Other travellers are believed to have simply ignored the rules in the belief that they will not be caught.
Is testing being considered?
Heathrow airport is investigating the possibility of a test costing up to £170 on arrival at terminal 2. It has not yet been accepted as an alternative to quarantine, as testing is in some countries, but plans are well advanced.
The hope is that a negative test will allow travellers to end self-isolation and resume normal activities.
Some airlines may offer the test to higher-spending passengers as part of their business-class product.
If the test comes back positive, the passenger will be told to continue self-isolation, staying at their given quarantine address for the next 14 days.
There is currently no launch date for the pilot programme, nor when it might be extended to other terminals and airports.
I am Scottish with a holiday booked in Spain, but flying from Manchester.
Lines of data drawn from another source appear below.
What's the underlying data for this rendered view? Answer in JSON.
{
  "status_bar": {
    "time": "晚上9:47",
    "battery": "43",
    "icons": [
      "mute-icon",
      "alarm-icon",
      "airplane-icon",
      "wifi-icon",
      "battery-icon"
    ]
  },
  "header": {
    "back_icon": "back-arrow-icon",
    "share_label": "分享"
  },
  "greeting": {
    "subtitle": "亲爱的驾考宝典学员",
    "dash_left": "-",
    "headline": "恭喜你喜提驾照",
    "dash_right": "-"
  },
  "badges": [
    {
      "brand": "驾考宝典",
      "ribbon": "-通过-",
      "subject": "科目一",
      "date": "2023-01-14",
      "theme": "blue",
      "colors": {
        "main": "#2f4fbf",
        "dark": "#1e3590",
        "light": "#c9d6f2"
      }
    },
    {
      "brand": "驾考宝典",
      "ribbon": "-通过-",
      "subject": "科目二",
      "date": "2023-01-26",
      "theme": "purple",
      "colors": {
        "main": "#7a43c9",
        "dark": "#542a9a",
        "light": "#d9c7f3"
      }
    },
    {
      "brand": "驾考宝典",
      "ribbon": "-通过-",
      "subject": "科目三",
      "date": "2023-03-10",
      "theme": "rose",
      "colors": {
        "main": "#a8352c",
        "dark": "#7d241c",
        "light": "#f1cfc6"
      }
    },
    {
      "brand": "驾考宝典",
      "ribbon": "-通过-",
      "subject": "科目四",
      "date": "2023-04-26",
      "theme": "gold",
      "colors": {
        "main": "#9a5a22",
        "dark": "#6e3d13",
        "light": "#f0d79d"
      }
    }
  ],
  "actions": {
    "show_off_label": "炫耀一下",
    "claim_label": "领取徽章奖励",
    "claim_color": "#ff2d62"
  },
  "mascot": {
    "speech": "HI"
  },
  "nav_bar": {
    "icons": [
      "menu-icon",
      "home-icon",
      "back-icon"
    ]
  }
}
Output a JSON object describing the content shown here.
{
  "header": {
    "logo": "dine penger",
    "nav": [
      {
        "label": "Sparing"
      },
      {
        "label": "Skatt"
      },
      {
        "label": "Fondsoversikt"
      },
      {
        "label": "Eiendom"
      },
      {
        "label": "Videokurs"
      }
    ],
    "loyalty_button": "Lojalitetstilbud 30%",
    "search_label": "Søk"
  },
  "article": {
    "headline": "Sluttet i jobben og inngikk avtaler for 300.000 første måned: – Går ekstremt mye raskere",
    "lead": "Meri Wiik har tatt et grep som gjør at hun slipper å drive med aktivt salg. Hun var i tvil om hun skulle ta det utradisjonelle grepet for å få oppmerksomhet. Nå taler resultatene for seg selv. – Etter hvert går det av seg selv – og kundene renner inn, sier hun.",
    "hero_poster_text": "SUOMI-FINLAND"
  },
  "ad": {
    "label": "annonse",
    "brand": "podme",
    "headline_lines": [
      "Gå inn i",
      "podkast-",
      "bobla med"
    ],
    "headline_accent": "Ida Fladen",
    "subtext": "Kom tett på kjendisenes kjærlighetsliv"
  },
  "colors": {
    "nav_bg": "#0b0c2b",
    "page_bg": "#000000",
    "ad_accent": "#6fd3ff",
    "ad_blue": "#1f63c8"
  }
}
Do I avoid quarantine because I am starting and ending in England?
No. Nicola Sturgeon, Scotland’s first minister, said: “You cannot get round the requirement to quarantine in Scotland by flying to or from an airport in England.
“Public Health Scotland will have access to contact details for people staying in Scotland, regardless of whether an individual arrives in Glasgow, Manchester or London and it will carry out sample checks.”
Any actual exemptions or ways of ending quarantine early?
A long list of professional exceptions apply – from flight crew to elite sportsmen and women. But they affect a relatively few people.
A much wider exemption allows anyone who leaves the country to end quarantine – though if they then return with some of the 14 days still unspent, they will have to complete their “sentence”.
For example, someone who returns from Portugal on 10 July but leaves the following day for France (a quarantine-exempt country) for a week will need to self-isolate when they come back across the Channel for a further seven days.
If a country is on the list, does that mean I will get in without a problem?
No. Avoiding quarantine on your return is just one of the many hurdles to be tackled. Many countries require tests before departure or on arrival, or say they may conduct them. You should check with the authorities before committing to travel. Others simply say they don’t want UK holidaymakers yet.